If one has changed their mind and want to vote in person, can they? No matter your absentee/mail-in ballot status, you can complete a Request to Cancel Permit Status. The quickest and simplest way to enact this is at the voter services website. You can also do this at the Office of Voter Services.
However, if you have a mail-in ballot or have yet to receive one, you can show up at the polling place and request the same option. The only problem is it will be more time consuming and may cause a backup at the voting site. If you’ve already mailed the ballot, trust the system in place here in Lycoming County. You cannot drop a mail-in/absentee ballot off at a polling precinct for counting. Believe me, Forrest and his gang will do everything possible to make sure every vote is accounted for.
Voters can track their Absentee/Mail-In ballot at pavoterservices.pa.gov/pages/ballottracking.aspx — there are problems with the site Mr. Lehman has pointed out to state officials. A status of “pending” is normal and means that your application has been approved and processed. This is very confusing. There is often discrepancy in the “ballot mailed on” date on the website. Several counties have made the state aware of this issue, but it has not been corrected.
If you have not mailed your ballot, you can hand-deliver it to Voter Services, 33 West 3rd Street, downtown Williamsport, which is right across from the County Courthouse. You may also place it in the U.S. Mail to Voter Services at 48 West 3rd Street, Williamsport, PA 17701. Remember, all ballots must be hand-delivered or postmarked by 8:00 p.m. on Election Day, November the 3rd, to be counted. Each voter must deliver his or her ballot in person if choosing this option. If a ballot is not received via USPS by Friday, November 6th at 5:00 p.m., it will not be counted.

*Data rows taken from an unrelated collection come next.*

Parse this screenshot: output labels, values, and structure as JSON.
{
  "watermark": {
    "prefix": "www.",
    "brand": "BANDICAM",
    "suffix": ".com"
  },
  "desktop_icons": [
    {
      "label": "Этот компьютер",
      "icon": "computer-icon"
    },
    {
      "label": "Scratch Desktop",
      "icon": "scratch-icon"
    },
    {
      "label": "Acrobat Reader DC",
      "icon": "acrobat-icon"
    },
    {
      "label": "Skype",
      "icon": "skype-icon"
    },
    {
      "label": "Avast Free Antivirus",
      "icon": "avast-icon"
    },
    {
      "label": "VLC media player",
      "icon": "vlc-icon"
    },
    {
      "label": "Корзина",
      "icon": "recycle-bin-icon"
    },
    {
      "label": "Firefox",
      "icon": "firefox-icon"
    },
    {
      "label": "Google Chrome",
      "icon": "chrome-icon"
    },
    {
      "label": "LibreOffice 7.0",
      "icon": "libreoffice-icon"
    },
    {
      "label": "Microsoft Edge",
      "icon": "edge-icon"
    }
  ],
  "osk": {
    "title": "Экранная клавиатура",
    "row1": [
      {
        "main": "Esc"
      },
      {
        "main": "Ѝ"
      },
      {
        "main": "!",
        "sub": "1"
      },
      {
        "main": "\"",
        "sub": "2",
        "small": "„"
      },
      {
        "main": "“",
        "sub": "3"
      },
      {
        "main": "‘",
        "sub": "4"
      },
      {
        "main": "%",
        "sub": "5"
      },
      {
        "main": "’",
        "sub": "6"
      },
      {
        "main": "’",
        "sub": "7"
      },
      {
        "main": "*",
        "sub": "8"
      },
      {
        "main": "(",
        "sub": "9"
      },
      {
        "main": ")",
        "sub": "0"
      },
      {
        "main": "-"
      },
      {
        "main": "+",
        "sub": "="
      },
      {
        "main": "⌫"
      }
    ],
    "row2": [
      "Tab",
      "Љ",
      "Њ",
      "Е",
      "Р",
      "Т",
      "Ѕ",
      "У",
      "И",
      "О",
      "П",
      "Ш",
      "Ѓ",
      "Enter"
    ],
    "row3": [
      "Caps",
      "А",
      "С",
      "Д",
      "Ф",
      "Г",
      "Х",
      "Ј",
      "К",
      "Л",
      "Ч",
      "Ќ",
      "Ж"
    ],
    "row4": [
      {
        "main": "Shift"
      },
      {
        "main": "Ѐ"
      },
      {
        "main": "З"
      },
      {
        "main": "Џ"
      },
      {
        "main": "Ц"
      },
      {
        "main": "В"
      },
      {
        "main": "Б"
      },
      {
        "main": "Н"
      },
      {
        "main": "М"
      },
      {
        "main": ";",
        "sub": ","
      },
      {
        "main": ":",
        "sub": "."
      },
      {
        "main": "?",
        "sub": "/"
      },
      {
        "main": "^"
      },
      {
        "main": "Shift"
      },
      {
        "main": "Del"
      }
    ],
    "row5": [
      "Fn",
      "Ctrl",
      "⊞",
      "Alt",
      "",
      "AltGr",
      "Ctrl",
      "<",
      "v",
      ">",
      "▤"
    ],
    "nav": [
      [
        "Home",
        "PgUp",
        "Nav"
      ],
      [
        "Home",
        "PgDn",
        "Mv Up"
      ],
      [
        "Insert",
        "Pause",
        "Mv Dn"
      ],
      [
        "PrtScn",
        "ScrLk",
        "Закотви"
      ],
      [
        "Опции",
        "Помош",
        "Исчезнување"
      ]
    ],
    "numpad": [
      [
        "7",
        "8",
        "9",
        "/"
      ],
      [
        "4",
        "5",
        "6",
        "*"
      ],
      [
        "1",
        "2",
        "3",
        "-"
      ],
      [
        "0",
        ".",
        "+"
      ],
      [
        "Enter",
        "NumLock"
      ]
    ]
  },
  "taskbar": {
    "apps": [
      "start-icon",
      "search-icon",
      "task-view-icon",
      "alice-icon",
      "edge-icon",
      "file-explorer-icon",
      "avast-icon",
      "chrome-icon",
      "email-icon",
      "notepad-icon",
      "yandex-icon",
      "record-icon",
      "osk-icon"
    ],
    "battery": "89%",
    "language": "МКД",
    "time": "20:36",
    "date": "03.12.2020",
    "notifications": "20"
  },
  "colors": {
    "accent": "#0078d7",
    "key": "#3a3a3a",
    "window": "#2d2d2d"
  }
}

Please make sure you follow the proper protocol in the completion of your Absentee/Mail-In ballot. This begins with completing the actual ballot then sealing it inside your official absentee ballot envelope. Do not write on or mark on the absentee ballot envelope in any way, or your ballot will be null and void. The sealed official absentee ballot envelope must then be placed inside the official mail-in ballot addressed envelope to the Board of Elections, Lycoming County. Make sure to complete the voter’s declaration on the back of the envelope. Then seal said envelope and don’t forget the stamp!
Now some interesting numbers provided by Forrest. There will be a new modern record of nearly 73,000 voters registered in Lycoming County. All told, Mr. Lehman expects about 50,000 of the registered residents to actually vote. As of October 15th, all of the nearly 13,000 voters who applied for an absentee or mail-in ballot had been processed and mailed. Voters are seeing mail delivery times of 2-7 days, with 3-4 days being most common.
There were about 10,500 Absentee/Mail-In ballots requested in the Primary Election in June. 7,504 returned. Forrest estimates that nearly 14,000 will request mail-in ballots and expects about the same 75% return rate.
Tip of my Red, White, and Blue cap with the American Flag on the front to Forrest and the ladies at the Office of Elections. I can’t even imagine how much more work this mail-in concept for the masses has created. If you have any questions, they’re there to help you. Give them a call or stop by.
God Bless America.
Lycoming County Office of Voter Services
33 West Third Street
Williamsport, PA 17701
8:30 a.m.-5:00 p.m.